● **MATERIAL PROVIDED**:

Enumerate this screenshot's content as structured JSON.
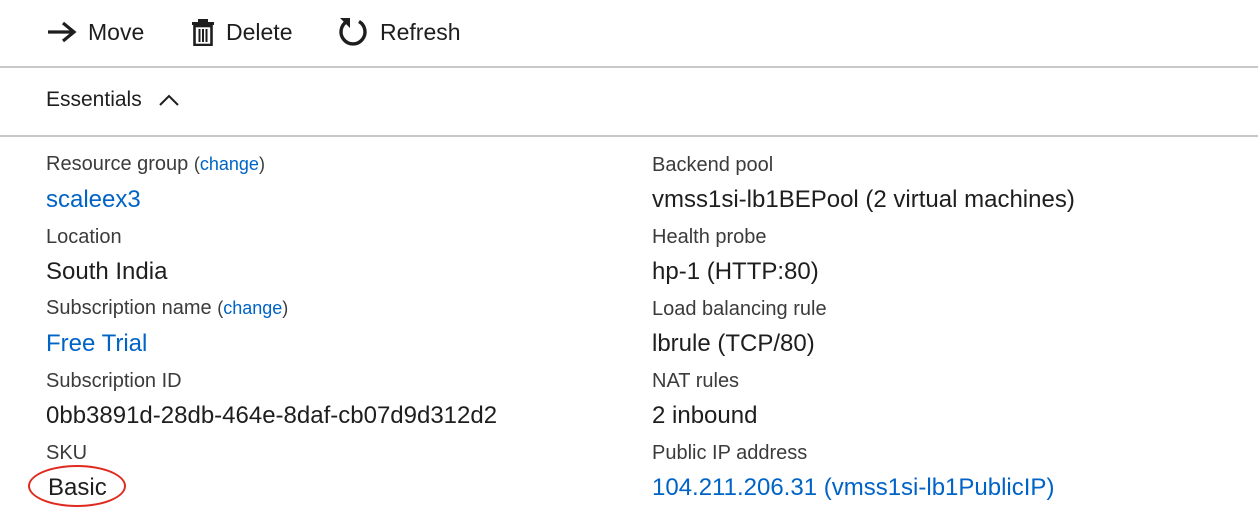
{
  "toolbar": {
    "move_label": "Move",
    "delete_label": "Delete",
    "refresh_label": "Refresh"
  },
  "essentials": {
    "label": "Essentials"
  },
  "left": {
    "resource_group": {
      "label": "Resource group",
      "change": "change",
      "open_paren": "(",
      "close_paren": ")",
      "value": "scaleex3"
    },
    "location": {
      "label": "Location",
      "value": "South India"
    },
    "subscription_name": {
      "label": "Subscription name",
      "change": "change",
      "open_paren": "(",
      "close_paren": ")",
      "value": "Free Trial"
    },
    "subscription_id": {
      "label": "Subscription ID",
      "value": "0bb3891d-28db-464e-8daf-cb07d9d312d2"
    },
    "sku": {
      "label": "SKU",
      "value": "Basic"
    }
  },
  "right": {
    "backend_pool": {
      "label": "Backend pool",
      "value": "vmss1si-lb1BEPool (2 virtual machines)"
    },
    "health_probe": {
      "label": "Health probe",
      "value": "hp-1 (HTTP:80)"
    },
    "lb_rule": {
      "label": "Load balancing rule",
      "value": "lbrule (TCP/80)"
    },
    "nat_rules": {
      "label": "NAT rules",
      "value": "2 inbound"
    },
    "public_ip": {
      "label": "Public IP address",
      "value": "104.211.206.31 (vmss1si-lb1PublicIP)"
    }
  },
  "colors": {
    "link": "#0063c6",
    "highlight_circle": "#e02a1f",
    "divider": "#c8c8c8"
  },
  "icons": {
    "move": "arrow-right-icon",
    "delete": "trash-icon",
    "refresh": "refresh-icon",
    "collapse": "chevron-up-icon"
  }
}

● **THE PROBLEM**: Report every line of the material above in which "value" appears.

● **ANSWER FOR THE TASK**:
      "value": "scaleex3"
      "value": "South India"
      "value": "Free Trial"
      "value": "0bb3891d-28db-464e-8daf-cb07d9d312d2"
      "value": "Basic"
      "value": "vmss1si-lb1BEPool (2 virtual machines)"
      "value": "hp-1 (HTTP:80)"
      "value": "lbrule (TCP/80)"
      "value": "2 inbound"
      "value": "104.211.206.31 (vmss1si-lb1PublicIP)"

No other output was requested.